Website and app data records

+===+

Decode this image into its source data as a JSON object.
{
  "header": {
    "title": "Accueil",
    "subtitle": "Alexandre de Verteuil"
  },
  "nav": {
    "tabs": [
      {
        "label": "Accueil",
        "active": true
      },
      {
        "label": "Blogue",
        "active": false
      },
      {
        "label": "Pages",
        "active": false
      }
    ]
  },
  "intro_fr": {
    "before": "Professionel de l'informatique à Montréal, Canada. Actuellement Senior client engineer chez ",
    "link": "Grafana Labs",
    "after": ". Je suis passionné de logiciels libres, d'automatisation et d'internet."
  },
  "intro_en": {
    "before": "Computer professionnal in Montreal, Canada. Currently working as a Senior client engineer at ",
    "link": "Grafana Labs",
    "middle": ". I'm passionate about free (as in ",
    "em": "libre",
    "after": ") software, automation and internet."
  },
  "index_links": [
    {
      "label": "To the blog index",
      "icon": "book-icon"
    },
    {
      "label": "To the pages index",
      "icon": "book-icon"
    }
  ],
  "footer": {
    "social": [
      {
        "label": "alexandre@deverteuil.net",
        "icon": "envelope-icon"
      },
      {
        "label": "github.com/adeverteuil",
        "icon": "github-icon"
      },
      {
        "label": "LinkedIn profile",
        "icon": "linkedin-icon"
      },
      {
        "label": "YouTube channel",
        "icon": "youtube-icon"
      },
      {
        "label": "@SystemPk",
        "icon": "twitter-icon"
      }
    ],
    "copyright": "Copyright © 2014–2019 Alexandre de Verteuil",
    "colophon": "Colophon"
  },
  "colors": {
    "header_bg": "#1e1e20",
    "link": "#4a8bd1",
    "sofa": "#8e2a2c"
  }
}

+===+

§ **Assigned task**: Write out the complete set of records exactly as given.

§ **Response for this exercise**:
Decode this image into its source data as a JSON object.
{
  "header": {
    "title": "Accueil",
    "subtitle": "Alexandre de Verteuil"
  },
  "nav": {
    "tabs": [
      {
        "label": "Accueil",
        "active": true
      },
      {
        "label": "Blogue",
        "active": false
      },
      {
        "label": "Pages",
        "active": false
      }
    ]
  },
  "intro_fr": {
    "before": "Professionel de l'informatique à Montréal, Canada. Actuellement Senior client engineer chez ",
    "link": "Grafana Labs",
    "after": ". Je suis passionné de logiciels libres, d'automatisation et d'internet."
  },
  "intro_en": {
    "before": "Computer professionnal in Montreal, Canada. Currently working as a Senior client engineer at ",
    "link": "Grafana Labs",
    "middle": ". I'm passionate about free (as in ",
    "em": "libre",
    "after": ") software, automation and internet."
  },
  "index_links": [
    {
      "label": "To the blog index",
      "icon": "book-icon"
    },
    {
      "label": "To the pages index",
      "icon": "book-icon"
    }
  ],
  "footer": {
    "social": [
      {
        "label": "alexandre@deverteuil.net",
        "icon": "envelope-icon"
      },
      {
        "label": "github.com/adeverteuil",
        "icon": "github-icon"
      },
      {
        "label": "LinkedIn profile",
        "icon": "linkedin-icon"
      },
      {
        "label": "YouTube channel",
        "icon": "youtube-icon"
      },
      {
        "label": "@SystemPk",
        "icon": "twitter-icon"
      }
    ],
    "copyright": "Copyright © 2014–2019 Alexandre de Verteuil",
    "colophon": "Colophon"
  },
  "colors": {
    "header_bg": "#1e1e20",
    "link": "#4a8bd1",
    "sofa": "#8e2a2c"
  }
}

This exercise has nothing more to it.